Sunshine CTF 2020 - Florida Forecaster
This challenge was an interesting use case of bypassing a canary. I don’t recall seeing this specific trick in any other CTFs. In short, you ended up getting control over an exception handler by writing past the stack canary, which would normally stop it. You then simply wait for the exception to happen to get the flag.
Giving this a quick run, we see it’s a menu based pwn challenge.
If you’re like me and left the program open at the prompt for over 30 seconds, you get the following:
The Print Flag Function
Since this binary has all protections turned on, we might need to break ASLR. When I started looking through the program I had forgotten to do a strings run first (whoops). Instead, I opened the binary in ghidra and discovered a function that didn’t seem to have any references to it, but looked like part of the solution:
If I had run strings first, seeing “flag.txt” would have been a giveaway for something i needed to look at. In any case, since this function exists, it’s clear we should likely be using it as part of our solution. We still have the fact that this is a PIE binary and thus we need to figure out how to either leak it’s address or perform a partial overwrite.
Looking at the forecast function I discovered a code path I had not taken:
Code like this should generally raise alarm bells since it’s overly complicated. Obviously they’re doing something here they shouldn’t be doing and the output of the forecast will change based on very constrained inputs. Since most of the inputs place us in the first path starting with “A Florida man”, I’m interested in the second.
The second path prints out a pointer to a function in memory! This is what we need to be able to break ASLR. If we can get that pointer, all we need to do is subtract it’s relative offset from the start of the binary to get where the binary’s base load address is. From the looks of it, the main check is that the two numbers (one positive, one negative) need to be xored together to return 0xc0c0c0c0. You can find many of these, but here’s one example:
Now that we have ASLR destroyed, we’re only missing the ability to someone gain control of execution…
We’ve looked at forecast already and found the leak. Maybe the execution is in the test function? Let’s try a simple stack overflow:
That stack smashing warning shows that we are indeed overwriting the stack pointer (or at least the canary). Looking at the code, the following is responsible for this overwrite:
The data is being read in with a “%s” format string into a buffer on the stack. This is actually something that can be easily caught dynamically or and even statically in this case. This has the same effect as the notorious gets function that you know not to use.
But wait, can’t we use this to incrementally write one more byte at a time, then have the “Received test data” echo it back to us, thus leaking the stack canary? Unfortunately no. This format string will null terminate whatever we give it, and so we won’t be able to read the canary out.
Well we’re part way there… We have an overwrite. But we have no way to leak the canary.. At this point I stalled out for a bit trying to figure out how to leak the canary.
That Darn Alarm
Remember there was an alarm? It was easy to pass up because many pwn challenges in CTFs have alarms. And usually that’s simply to help the organizers not get DoS’d due to hanging connections. However, when looking at the handler I noticed something strange:
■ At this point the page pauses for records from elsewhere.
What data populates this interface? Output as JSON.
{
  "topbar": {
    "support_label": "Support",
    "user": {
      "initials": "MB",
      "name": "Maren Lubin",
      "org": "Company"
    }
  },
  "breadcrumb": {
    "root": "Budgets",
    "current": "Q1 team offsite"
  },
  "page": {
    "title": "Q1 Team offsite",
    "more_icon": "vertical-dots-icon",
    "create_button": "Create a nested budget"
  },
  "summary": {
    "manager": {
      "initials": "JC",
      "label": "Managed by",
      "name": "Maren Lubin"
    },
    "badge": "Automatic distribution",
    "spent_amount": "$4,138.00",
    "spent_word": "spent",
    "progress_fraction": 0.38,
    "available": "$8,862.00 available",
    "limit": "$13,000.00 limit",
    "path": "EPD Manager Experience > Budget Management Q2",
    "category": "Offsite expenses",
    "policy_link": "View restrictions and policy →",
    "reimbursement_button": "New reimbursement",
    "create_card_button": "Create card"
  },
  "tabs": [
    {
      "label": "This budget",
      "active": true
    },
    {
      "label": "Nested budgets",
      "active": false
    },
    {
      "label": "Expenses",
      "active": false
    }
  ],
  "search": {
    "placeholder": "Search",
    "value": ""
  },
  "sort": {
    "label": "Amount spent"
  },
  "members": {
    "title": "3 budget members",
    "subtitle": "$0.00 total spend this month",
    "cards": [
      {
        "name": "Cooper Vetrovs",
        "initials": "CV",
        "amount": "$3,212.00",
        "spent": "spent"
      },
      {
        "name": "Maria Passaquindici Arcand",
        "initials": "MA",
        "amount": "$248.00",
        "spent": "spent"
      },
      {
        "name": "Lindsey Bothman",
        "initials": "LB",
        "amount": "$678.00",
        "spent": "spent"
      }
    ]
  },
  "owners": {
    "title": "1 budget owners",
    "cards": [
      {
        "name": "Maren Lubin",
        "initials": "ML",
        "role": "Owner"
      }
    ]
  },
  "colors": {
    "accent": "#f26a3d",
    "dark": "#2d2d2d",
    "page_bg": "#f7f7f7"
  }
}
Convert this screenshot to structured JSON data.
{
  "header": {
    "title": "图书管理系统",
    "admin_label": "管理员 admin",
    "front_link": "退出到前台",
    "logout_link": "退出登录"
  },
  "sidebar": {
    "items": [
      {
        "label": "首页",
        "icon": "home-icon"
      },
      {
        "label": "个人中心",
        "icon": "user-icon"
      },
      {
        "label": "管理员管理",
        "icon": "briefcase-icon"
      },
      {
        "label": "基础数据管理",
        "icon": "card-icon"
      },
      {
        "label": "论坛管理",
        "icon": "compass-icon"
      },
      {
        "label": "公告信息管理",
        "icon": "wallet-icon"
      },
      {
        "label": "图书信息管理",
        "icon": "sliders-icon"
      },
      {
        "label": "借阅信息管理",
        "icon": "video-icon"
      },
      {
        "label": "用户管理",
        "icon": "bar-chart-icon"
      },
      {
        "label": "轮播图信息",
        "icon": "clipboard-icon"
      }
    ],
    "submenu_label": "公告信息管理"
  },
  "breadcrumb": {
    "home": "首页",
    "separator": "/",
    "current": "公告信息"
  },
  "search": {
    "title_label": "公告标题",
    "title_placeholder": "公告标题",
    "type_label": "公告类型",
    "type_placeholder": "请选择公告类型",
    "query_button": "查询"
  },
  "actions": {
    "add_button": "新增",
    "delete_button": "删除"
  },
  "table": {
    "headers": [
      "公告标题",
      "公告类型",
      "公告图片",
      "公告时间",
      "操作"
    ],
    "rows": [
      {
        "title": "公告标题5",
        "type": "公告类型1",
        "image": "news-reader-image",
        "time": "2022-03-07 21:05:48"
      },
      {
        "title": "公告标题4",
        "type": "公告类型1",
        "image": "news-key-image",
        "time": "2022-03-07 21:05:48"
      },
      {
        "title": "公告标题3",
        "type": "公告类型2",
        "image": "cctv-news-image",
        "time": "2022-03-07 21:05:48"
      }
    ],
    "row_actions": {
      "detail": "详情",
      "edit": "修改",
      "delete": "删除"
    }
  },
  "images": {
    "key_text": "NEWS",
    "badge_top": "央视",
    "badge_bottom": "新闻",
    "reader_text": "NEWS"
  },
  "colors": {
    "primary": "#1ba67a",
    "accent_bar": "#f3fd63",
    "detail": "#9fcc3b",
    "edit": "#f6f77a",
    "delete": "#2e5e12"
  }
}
It’s not uncommon to post something about the alarm in the handler. However, it is uncommon to register a new handler dynamically and re-register your alarm. So where is that new handler pointer sitting? Let’s look at the cross references to it:
Looks like that address is being written to in main. After renaming this address, I can see what I glanced over in the main function:
The new alarm handler pointer is getting the address of main’s stack! That means, since I have a stack overflow in the test function, I could continue to write until I eventually overwrite the pointer storing the exception handler.
But wait, wouldn’t the canary catch me? In this case the answer is actually no. The canary is only checked at the function epilogue. Since there’s a validation prompt after my input and prior to returning from the function, the canary is actually never checked.
One subtle gotcha in the overwrite of the pointer is that, normally you would overwrite with all 8 bytes (a pointer in 64-bit is 8 bytes). However, in this case we’re reading the input with the “%s” format string. This format string adds an extra null at the end of the input to ensure it’s a properly null terminated string. The good thing here is that in normal user-space 64-bit addresses, the top two bytes will actually be nulls. This has to do with normal memory layouts and saving the upper space for the kernel. The details are not important, but the upshot is that you only have to write the first 6 bytes of the address, and let the format string add your null at the end. If you don’t do this you will overwrite the timeout field, which in this case is sitting right next to the pointer in memory.
The Final Exploit
The final exploit looks like this:
- Leak the address of the binary with the forecast function
- Overwrite the signal handler with a stack overflow in the test function
- Do NOT enter anything at the validation prompt.
- Wait upwards of 30 seconds for the alarm handler to trigger, then 5 more seconds for the second alarm to cause the print flag function to trigger.
- Enjoy your flag.
Let me know what you think of this article on twitter @bannsec!